Contract: 1 year team option


Schaub lived up to his legendary status this year, airing it out in a memorable effort against the Seahawks that he’s still a capable quarterback. His last performance of that caliber was years and years ago, but it was nice to see that he can still be relied upon if Matt Ryan goes down.

Schaub’s always drawn rave reviews for his importance to the quarterback room and the offense, but the play probably bolsters his case in 2020. The team has an option to decide on, one that carries just $375,000 in dead money if they do decide to move on because one of their young quarterbacks look great over the summer. Schaub could probably transition pretty seamlessly to an assistant gig with this offense if that comes to pass, but we’ll have to see how that one pans out. I’d bet heavily on the Falcons bringing him back and letting a genuine competition ride this year.

QB Kurt Benkert

2019 stats: N/A

Contract: 1 year remaining; Exclusive-Rights Free Agent in 2021
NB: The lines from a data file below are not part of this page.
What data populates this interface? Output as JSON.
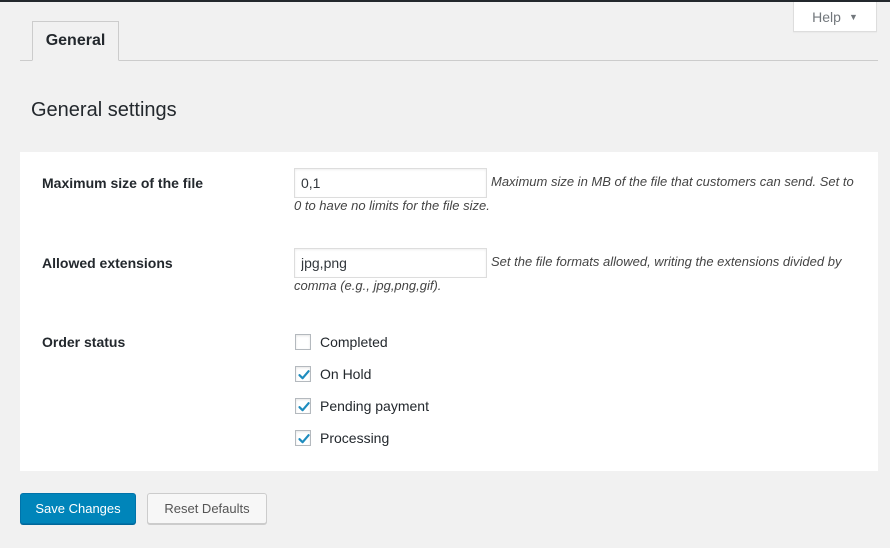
{
  "help": {
    "label": "Help",
    "caret": "▼"
  },
  "tabs": [
    {
      "label": "General",
      "active": true
    }
  ],
  "section_title": "General settings",
  "fields": {
    "max_size": {
      "label": "Maximum size of the file",
      "value": "0,1",
      "description": "Maximum size in MB of the file that customers can send. Set to 0 to have no limits for the file size."
    },
    "extensions": {
      "label": "Allowed extensions",
      "value": "jpg,png",
      "description": "Set the file formats allowed, writing the extensions divided by comma (e.g., jpg,png,gif)."
    },
    "order_status": {
      "label": "Order status",
      "options": [
        {
          "label": "Completed",
          "checked": false
        },
        {
          "label": "On Hold",
          "checked": true
        },
        {
          "label": "Pending payment",
          "checked": true
        },
        {
          "label": "Processing",
          "checked": true
        }
      ]
    }
  },
  "buttons": {
    "save": "Save Changes",
    "reset": "Reset Defaults"
  },
  "colors": {
    "primary": "#0085ba",
    "check": "#1e8cbe",
    "background": "#f1f1f1"
  }
}
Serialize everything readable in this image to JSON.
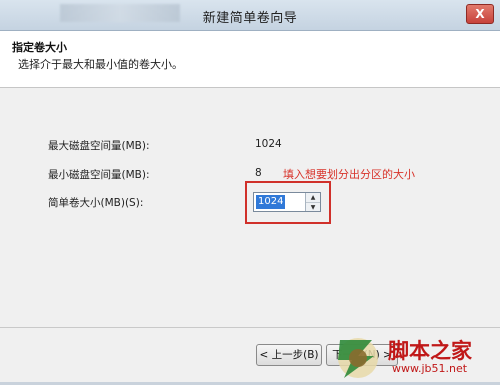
{
  "window": {
    "title": "新建简单卷向导",
    "close_glyph": "X"
  },
  "header": {
    "title": "指定卷大小",
    "subtitle": "选择介于最大和最小值的卷大小。"
  },
  "fields": {
    "max_label": "最大磁盘空间量(MB):",
    "max_value": "1024",
    "min_label": "最小磁盘空间量(MB):",
    "min_value": "8",
    "size_label": "简单卷大小(MB)(S):",
    "size_value": "1024"
  },
  "annotation": "填入想要划分出分区的大小",
  "footer": {
    "back_label": "< 上一步(B)",
    "next_label": "下一步(N) >"
  },
  "watermark": {
    "brand": "脚本之家",
    "url": "www.jb51.net"
  },
  "colors": {
    "annotation": "#d8332a",
    "selection": "#3079d8",
    "watermark": "#c01818"
  }
}
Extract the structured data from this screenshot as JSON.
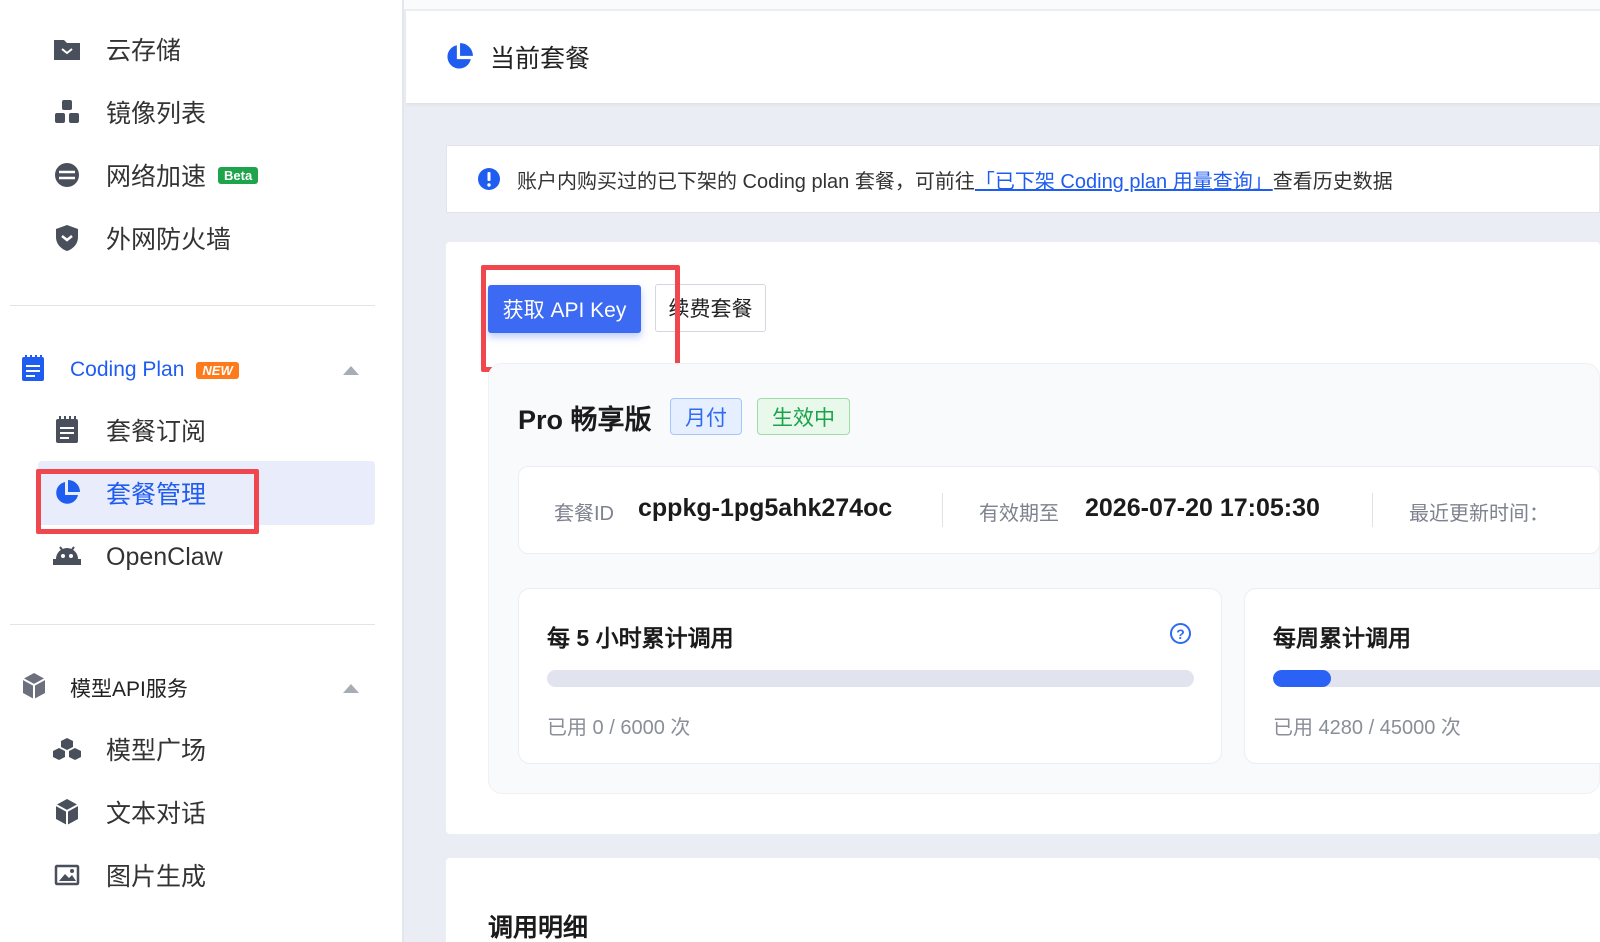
{
  "sidebar": {
    "items_top": [
      {
        "label": "云存储",
        "icon": "folder-icon"
      },
      {
        "label": "镜像列表",
        "icon": "cubes-icon"
      },
      {
        "label": "网络加速",
        "icon": "network-icon",
        "badge": "Beta"
      },
      {
        "label": "外网防火墙",
        "icon": "shield-icon"
      }
    ],
    "coding_plan": {
      "label": "Coding Plan",
      "badge": "NEW",
      "items": [
        {
          "label": "套餐订阅",
          "icon": "notepad-icon"
        },
        {
          "label": "套餐管理",
          "icon": "pie-chart-icon",
          "active": true
        },
        {
          "label": "OpenClaw",
          "icon": "android-icon"
        }
      ]
    },
    "model_api": {
      "label": "模型API服务",
      "items": [
        {
          "label": "模型广场",
          "icon": "cubes-cluster-icon"
        },
        {
          "label": "文本对话",
          "icon": "box-icon"
        },
        {
          "label": "图片生成",
          "icon": "image-icon"
        }
      ]
    }
  },
  "header": {
    "title": "当前套餐",
    "icon": "pie-chart-icon"
  },
  "notice": {
    "text_before": "账户内购买过的已下架的 Coding plan 套餐，可前往",
    "link": "「已下架 Coding plan 用量查询」",
    "text_after": " 查看历史数据"
  },
  "actions": {
    "primary": "获取 API Key",
    "secondary": "续费套餐"
  },
  "plan": {
    "name": "Pro 畅享版",
    "tag_billing": "月付",
    "tag_status": "生效中",
    "id_label": "套餐ID",
    "id_value": "cppkg-1pg5ahk274oc",
    "expiry_label": "有效期至",
    "expiry_value": "2026-07-20 17:05:30",
    "updated_label": "最近更新时间："
  },
  "usage": [
    {
      "title": "每 5 小时累计调用",
      "used_text": "已用 0 / 6000 次",
      "fraction": 0.0
    },
    {
      "title": "每周累计调用",
      "used_text": "已用 4280 / 45000 次",
      "fraction": 0.095
    }
  ],
  "details_title": "调用明细",
  "colors": {
    "accent": "#1f5cf0",
    "highlight": "#f0474f",
    "success": "#19a34a"
  }
}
Benkert’s injury derailed a promising start to the preseason, when he threw for 185 yards and a touchdown and rushing for 17 yards against the Broncos. In my eyes, if healthy (and he’s thankfully just been medically cleared for 2020), he should be considered a frontrunner for the backup job or the de facto practice squad quarterback spot.

Benkert was showing improved touch and pocket presence in practice and in that one game, and he’s certainly got the athleticism and the arm to be a quality backup in the NFL. The team’s ability to hold on to him for an affordable salary for the next two years makes him an intriguing choice behind Ryan if he can show continued growth this offseason, as he’d save the Falcons over $1 million over Schaub and won’t be 25 years old until this year.

QB Danny Etling

2019 stats: N/A

Contract: Reserve/future contract; won’t go into effect until March 2020


Etling took on the young developmental quarterback role with Benkert out, and he turned in one shaky performance and one solid one in preseason. In all, he threw for 193 yards, completed 54.8% of his passes, and rushed 17 times for 115 yards.

Etling’s calling cards are his live arm and scrambling ability, as he’s a legitimately frustrating quarterback for opposing teams to keep in the pocket. Pressure is a problem and his inconsistent mechanics have been a knock dating back to his days at LSU, but that athletic profile makes him a very fun player to watch and a potentially interesting backup who could be utilized as a gadget player. I think Benkert is probably the better quarterback, but Etling’s multi-faceted game should make him a legitimate part of the competition in 2020.

I’d view him as the guy on the outside looking in if Schaub wins the backup job next year, but if Benkert takes it he should be on the practice squad. At the very least, we should get some great preseason runs out of him.

Outlook: Very Good

There will come a day when Ryan hits his decline, but I don’t think we’ve really arrived there. When you consider that the Falcons installed a new offensive coordinator, dealt with shaky line play, lost Mohamed Sanu to trade and both Austin Hooper and Calvin Ridley to injury, and had little threat of a ground game all year, Ryan’s year was unsatisfying but hardly all on him. On balance, it was still a good year.

That said, just because Ryan hasn’t followed shaky years with more shaky years in the past doesn’t mean we shouldn’t be vigilant for that. He definitely missed his fair share of balls this year, and if the line, the running back corps, and the receiving corps all improve and he’s still a bit shaky, it’ll be time to worry.

This is also one of the league’s better backup situations. Schaub has shown he can still play and is reasonably priced for 2020, and the team has two young, interesting passers to compete with him for the gig.

All in all, then, quarterback should not be one of Atlanta’s problems next season. We just have to hope Ryan has several more good-to-great years left as this team attempts to return to relevance.